This is Franken-Naples; the Naples of the near future.
Here, an unfortunate disaster has hit the city in recent years. Columns of thick deadly smoke have inundated the streets for days, then retreated, then come again, then slowly dissipated. As well as this, enormous inflamed clouds have exploded around Vesuvius sending incandescent balls across the city scape.
The disruption is so severe that Naples citizens must choose from one of three alarming options: a) to ignore the fires and smoke and hope not to be hit by a hot gas cloud, b) to move somewhere else, or c) to start living underground. In Franken-Naples, these options are pursued in roughly equal proportions by the four million citizens.

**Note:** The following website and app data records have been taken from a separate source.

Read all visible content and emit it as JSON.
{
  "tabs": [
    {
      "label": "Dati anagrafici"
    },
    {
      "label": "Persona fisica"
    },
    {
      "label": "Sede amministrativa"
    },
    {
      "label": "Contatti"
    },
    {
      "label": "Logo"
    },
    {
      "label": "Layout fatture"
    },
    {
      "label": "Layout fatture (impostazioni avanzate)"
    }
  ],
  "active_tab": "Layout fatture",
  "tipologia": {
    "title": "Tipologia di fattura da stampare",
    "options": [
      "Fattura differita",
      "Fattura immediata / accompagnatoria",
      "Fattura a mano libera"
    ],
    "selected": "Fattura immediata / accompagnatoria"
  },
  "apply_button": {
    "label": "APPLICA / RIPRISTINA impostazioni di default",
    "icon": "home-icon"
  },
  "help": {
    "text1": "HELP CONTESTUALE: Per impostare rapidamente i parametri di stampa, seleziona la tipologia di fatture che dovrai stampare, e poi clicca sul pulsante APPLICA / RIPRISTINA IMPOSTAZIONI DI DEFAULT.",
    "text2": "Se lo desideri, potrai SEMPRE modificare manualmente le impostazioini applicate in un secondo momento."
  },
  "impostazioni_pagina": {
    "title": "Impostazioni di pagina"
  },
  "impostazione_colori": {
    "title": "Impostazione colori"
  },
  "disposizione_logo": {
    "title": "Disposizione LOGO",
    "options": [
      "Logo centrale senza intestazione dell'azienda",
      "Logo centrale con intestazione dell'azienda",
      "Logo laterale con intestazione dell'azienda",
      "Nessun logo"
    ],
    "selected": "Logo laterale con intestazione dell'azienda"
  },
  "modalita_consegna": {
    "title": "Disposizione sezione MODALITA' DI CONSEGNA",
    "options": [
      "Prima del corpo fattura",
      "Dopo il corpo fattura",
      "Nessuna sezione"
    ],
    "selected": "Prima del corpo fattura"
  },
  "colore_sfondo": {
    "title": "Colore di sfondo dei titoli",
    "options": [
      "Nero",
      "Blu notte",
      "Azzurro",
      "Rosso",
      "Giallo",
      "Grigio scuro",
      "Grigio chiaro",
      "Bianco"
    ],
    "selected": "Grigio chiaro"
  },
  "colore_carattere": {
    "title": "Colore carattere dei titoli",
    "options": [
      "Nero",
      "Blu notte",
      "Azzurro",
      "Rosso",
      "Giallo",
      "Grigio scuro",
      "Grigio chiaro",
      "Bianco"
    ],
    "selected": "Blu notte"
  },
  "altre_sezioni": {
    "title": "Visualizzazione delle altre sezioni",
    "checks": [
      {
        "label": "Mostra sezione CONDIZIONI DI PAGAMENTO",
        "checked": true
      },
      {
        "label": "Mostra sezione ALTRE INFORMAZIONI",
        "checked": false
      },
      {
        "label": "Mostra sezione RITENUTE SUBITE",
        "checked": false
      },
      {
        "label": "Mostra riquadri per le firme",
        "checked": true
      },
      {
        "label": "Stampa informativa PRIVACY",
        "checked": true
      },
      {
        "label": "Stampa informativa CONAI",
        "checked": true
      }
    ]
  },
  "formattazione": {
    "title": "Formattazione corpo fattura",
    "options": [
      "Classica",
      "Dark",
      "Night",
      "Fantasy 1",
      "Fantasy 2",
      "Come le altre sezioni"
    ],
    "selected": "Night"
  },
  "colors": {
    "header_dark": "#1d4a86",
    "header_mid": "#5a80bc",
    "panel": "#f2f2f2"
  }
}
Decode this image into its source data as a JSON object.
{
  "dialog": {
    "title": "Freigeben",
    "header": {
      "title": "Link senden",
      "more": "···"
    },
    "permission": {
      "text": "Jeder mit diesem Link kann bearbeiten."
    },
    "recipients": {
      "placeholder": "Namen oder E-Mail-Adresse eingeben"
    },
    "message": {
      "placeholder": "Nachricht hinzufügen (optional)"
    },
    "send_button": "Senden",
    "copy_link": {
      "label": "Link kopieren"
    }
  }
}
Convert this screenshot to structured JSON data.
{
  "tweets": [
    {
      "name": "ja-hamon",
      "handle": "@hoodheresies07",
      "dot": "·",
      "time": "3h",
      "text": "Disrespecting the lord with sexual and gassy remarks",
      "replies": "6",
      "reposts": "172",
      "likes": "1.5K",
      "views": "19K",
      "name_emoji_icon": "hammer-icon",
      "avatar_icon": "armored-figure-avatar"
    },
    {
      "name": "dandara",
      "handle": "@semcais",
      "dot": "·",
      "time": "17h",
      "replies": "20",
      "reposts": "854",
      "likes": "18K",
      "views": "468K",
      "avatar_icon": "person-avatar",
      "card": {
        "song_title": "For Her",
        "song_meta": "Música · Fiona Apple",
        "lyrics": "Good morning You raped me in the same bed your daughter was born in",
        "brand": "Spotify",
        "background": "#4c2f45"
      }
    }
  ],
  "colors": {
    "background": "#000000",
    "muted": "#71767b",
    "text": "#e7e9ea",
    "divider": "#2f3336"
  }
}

As far as the third option goes, it should be noted that around 60 percent of Naples is built upon a huge subterranean city. This underground labyrinth comprises acres of caves and caverns and chambers and tunnels and passage-ways and vaults and safe-houses and crypts and catacombs and reservoirs and cisterns and waterways and sewers and subways and bomb-shelters. Naples subsurface rock – a soft sufo made of volcanic ash — has made the city suitable for the construction of this vast ‘subtropolis’; slowly hewn and dug-out and mined over the city’s long history. And every year, archeologists and cavers discover even more chambers.
It is within these subterranean caverns and passage-ways, amongst the decayed or forgotten remains of old Naples, that many citizens of Franken-Naples will escape to avoid the surface chaos. Over the course of a few years, here in the underground, they develop a new troglodyte safety zone. Initially meant to be temporary, it ends up becoming a permanent home for many since it’s the only place for their skin and eyes and lungs to survive the noxious deadly clouds drifting episodically over them.
Let’s be clear, though, the crisis of Franken-Naples is not volcanic. Yes, Vesuvius rumbles gently off in the distance once-in-a-while as it has done for millennia; sending the occasional spray of smoke high into the air. But the disaster wrought upon Franken-Naples is anthropogenic. As the Camorra keep abandoning dangerous waste all around Naples’ countryside, and as the authorities continuously abandon their civic and professional responsibilities, eventually some flammable component of the dump mixes with various toxic and radioactive components, and an ensuing inferno sweeps uncontrolled over the city in repeated episodic onslaughts. In response, Naples’ citizens are continually driven to panic; running (or crawling) into their tunnels and crypts until they fear to ever emerge onto the monstrous alien surface.
More information about Franken-Naples and The Frankencities Project can be found via this Urban Transcripts Journal article.